On the last weekend of July 2016 I was fortunate to be able to participate in a short story workshop taught by Mary Robinette Kowal over a Google Hangout, with seven other students. It was advertised as "Intensive" and it sure was! But even though it turned out to be a bit too intense for me (I wasn't able to complete the Sunday exercises due to brain weasels and other problems), it was enormously valuable.
The format made a lot of sense. There were several sessions, separated by an amount of time almost sufficient to do the writing exercise (!) and critique two other peoples' just-handed-in exercise. Each hangout started with the critiques (from two students, plus Mary), followed by some lectures (with examples) from Mary to prep us for the next exercise.
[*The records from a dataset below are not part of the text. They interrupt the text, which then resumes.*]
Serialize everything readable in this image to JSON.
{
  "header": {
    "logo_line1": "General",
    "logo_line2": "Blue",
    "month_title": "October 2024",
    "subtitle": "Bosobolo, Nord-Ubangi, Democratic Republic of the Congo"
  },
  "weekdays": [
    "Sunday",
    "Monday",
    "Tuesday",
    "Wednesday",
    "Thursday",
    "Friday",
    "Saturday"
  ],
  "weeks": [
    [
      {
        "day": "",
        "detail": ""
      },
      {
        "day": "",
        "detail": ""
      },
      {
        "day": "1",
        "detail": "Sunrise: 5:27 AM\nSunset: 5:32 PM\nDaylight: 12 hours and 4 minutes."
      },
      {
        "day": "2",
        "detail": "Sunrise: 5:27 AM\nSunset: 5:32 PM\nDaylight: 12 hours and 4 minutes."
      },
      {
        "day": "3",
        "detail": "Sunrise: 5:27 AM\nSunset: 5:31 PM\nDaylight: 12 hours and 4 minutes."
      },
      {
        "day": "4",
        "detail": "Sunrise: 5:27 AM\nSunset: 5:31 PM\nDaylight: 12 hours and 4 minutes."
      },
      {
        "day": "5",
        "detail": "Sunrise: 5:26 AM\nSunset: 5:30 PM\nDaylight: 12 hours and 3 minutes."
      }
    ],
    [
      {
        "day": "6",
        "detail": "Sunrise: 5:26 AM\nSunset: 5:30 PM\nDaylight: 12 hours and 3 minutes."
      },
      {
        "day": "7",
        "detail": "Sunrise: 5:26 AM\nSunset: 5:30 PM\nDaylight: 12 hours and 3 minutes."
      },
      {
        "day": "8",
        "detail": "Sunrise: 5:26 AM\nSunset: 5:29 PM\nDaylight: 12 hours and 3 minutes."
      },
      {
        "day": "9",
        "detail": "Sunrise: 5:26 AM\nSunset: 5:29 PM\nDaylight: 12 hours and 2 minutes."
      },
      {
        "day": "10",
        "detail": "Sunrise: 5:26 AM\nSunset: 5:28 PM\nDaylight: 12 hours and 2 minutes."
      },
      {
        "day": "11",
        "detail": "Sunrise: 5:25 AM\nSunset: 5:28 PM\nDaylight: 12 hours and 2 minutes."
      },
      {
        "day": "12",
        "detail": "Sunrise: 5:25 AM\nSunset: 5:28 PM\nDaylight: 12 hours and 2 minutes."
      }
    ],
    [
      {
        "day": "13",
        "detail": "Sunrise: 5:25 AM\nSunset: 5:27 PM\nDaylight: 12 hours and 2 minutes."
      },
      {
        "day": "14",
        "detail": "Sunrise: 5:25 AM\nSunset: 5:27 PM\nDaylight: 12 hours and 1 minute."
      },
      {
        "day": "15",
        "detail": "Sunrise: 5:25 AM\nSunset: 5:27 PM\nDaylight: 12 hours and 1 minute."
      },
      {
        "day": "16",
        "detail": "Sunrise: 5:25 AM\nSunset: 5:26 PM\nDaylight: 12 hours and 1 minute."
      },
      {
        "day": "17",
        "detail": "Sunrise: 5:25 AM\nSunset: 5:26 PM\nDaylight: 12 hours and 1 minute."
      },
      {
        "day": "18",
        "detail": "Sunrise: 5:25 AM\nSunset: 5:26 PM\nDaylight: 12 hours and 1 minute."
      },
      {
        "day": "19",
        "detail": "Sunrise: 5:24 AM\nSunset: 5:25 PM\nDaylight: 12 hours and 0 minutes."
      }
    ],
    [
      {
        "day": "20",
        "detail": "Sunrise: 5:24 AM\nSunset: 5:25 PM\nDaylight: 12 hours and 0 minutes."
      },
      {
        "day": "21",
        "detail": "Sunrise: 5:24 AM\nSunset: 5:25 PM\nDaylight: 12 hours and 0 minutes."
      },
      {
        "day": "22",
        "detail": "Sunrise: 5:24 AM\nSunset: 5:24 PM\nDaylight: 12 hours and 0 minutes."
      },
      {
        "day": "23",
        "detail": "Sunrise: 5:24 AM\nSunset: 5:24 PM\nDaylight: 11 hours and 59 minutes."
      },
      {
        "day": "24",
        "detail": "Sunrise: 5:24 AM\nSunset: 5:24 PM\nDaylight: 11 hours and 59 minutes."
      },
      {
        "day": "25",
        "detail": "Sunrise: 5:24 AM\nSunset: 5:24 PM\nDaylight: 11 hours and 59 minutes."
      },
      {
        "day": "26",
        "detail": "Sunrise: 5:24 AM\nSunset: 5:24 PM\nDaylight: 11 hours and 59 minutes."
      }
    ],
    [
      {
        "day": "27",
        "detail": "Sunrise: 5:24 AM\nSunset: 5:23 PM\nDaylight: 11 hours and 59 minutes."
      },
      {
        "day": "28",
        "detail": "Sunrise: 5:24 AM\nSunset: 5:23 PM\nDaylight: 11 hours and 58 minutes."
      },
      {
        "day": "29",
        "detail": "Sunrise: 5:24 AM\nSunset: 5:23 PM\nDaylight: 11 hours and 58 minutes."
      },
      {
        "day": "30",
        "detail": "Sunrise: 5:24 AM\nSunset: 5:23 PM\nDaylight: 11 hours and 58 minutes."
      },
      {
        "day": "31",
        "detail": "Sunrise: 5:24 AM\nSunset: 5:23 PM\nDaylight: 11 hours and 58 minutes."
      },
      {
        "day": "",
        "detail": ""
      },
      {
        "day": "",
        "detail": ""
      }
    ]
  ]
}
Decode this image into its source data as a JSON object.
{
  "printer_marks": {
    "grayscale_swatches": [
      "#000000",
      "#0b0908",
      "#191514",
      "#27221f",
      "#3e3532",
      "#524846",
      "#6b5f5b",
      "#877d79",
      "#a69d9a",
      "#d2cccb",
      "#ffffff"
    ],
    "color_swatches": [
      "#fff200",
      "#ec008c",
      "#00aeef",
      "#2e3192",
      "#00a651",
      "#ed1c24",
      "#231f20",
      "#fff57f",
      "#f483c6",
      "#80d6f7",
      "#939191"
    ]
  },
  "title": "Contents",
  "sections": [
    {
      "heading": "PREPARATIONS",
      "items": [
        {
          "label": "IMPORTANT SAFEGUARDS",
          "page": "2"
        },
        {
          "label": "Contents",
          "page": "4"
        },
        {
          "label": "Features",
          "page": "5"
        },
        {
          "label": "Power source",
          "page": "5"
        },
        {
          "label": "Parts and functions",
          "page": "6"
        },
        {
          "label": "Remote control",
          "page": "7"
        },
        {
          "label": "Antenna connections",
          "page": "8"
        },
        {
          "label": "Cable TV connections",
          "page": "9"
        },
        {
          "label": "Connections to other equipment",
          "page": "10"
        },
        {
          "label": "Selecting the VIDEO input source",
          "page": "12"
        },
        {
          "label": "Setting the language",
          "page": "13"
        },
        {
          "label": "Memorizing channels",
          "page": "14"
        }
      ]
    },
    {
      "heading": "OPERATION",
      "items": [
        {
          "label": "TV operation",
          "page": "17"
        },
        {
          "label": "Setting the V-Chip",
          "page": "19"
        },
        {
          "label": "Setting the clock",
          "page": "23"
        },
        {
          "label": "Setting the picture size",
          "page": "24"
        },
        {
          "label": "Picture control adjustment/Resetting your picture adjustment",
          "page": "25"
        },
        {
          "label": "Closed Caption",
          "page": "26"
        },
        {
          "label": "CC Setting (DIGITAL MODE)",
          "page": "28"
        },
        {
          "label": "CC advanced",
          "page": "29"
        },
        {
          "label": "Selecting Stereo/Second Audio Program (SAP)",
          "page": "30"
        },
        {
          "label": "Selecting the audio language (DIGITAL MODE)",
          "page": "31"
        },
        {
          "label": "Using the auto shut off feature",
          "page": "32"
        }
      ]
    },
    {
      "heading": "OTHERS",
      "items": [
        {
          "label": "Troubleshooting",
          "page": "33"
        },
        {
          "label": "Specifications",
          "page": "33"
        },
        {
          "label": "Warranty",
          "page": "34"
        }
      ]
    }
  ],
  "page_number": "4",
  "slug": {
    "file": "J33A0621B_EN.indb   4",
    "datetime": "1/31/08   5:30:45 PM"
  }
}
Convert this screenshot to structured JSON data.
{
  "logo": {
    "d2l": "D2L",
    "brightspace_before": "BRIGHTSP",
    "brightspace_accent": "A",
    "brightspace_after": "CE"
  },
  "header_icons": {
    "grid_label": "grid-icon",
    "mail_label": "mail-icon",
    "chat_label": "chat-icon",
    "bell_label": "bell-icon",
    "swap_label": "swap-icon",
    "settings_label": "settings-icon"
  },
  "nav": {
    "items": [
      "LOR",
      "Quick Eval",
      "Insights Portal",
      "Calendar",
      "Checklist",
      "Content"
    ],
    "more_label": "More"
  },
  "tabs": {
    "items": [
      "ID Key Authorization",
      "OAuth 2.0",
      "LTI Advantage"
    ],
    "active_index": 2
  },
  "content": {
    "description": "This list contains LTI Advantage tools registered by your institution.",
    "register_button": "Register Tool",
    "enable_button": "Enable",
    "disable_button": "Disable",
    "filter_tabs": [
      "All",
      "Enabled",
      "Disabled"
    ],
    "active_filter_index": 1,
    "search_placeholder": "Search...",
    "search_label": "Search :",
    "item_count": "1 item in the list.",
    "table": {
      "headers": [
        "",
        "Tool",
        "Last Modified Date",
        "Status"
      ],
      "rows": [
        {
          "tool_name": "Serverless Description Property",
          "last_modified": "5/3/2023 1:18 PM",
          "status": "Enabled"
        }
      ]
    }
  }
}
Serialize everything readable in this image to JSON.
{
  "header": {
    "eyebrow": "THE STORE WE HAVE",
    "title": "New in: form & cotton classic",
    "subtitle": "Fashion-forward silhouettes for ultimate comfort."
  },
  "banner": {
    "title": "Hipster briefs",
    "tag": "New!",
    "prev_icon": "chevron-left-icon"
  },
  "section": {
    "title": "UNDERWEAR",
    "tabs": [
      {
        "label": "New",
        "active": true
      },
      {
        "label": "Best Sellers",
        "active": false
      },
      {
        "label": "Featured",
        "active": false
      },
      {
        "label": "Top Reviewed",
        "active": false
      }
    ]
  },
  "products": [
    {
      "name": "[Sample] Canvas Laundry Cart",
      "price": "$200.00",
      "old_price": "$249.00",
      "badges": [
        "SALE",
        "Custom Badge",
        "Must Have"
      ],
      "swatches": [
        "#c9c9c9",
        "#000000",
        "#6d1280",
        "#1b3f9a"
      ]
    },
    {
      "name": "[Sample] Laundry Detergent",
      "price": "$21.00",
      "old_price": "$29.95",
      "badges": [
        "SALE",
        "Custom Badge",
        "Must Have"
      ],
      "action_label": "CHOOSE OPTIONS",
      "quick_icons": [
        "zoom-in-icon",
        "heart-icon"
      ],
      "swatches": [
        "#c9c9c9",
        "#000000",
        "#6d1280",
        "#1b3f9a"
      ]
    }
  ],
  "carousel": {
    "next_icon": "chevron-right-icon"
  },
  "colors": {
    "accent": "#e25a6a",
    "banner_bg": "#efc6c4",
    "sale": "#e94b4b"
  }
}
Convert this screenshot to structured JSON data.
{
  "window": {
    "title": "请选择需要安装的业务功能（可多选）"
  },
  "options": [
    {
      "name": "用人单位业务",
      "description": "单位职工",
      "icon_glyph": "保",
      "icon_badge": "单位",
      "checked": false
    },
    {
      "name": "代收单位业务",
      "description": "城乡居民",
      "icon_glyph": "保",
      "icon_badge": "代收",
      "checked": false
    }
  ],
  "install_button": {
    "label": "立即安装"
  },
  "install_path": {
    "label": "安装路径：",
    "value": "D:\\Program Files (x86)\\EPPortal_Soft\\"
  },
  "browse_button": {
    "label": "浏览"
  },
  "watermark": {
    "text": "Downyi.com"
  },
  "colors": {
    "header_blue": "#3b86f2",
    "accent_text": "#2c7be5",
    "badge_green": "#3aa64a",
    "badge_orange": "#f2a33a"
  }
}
Something that made the weekend especially interesting was Mary's way of explaining writing techniques in terms of puppetry, her pre-writing career.
The thing foremost in my mind after all this time is the MICE quotient (Milieu, Inquiry, Character, Event), which is Mary's renaming of Orson Scott Card's original (where I=Idea), which the Writing Excuses podcasters have talked about before (and after I first posted this, published a new episode with an infographic), She found it was less confusing to her students after the rename. We had an exercise where we were to come up with two different arcs (IIRC of different types) and see what happens when you nest one within the other. Here was mine:
Idea 1 (character): Bili, a dwarven journeyman smith, is frustrated that he is struggling with his masterwork and can’t produce the quality he wants. He discovers his medium is silver, not iron, and succeeds. (MC: Bili). This is a Character arc because it starts with someone dissatisfied with himself, an internal conflict.
Idea 2 (event): Adirith, a young shapeshifting dragon, is enchanted by a dragonmaster and sent to do stuff for reasons. She gets help to break the enchantment and defeats the dragonmaster. (MC: Adirith). This is an event arc because it starts with a disruptive external event and results in a not-quite-clear final status quo (either restoring her original free state, or perhaps improving it in some way).
First I nested 1 inside 2:
<e>Adirith, a young shapeshifting dragon, is enchanted by a dragonmaster and sent to collect ingredients for bad stuff, one of which is a dwarf. <c>Bili, her closest friend, a dwarf-smith, is trying to create his masterwork, and having trouble making a bog-standard enchanted sword. Adirith tries to trick him into accompanying her, but fails. He realizes she is enchanted, and works a spell resistance into her silver scales, discovering that he has an affinity for silver rather than iron.</c> Adirith returns and slays the dragonmaster.</e>
Then I flipped to nest 2 inside 1:
<c>Bili, a dwarven journeyman smith, is frustrated by being unable to produce a masterwork. <e>Adirith, his shapeshifting dragon friend, is enchanted by a dragonmaster and sent to capture him for reasons. They break the geas together via his ability to enchant her silver scales.</e> Bili realizes silver is his medium.</c>
I thought a problem with these is that both are phrased as multiple points of view. I thought at the time I could see how to make the first nesting entirely from Adirith’s point of view and the second from Bili’s, but I no longer quite remember what I had in mind. I got some useful feedback from Mary and two of the other participants.
I didn’t do anything with this exercise in the 12+ months since the workshop; at the time I though novels were my thing and that short stories were “too hard.” But on the Writing Excuses 2017 cruise, we had a challenge to write a 250-word micro-fiction and I managed to pull it off, so maybe I can write short stories after all.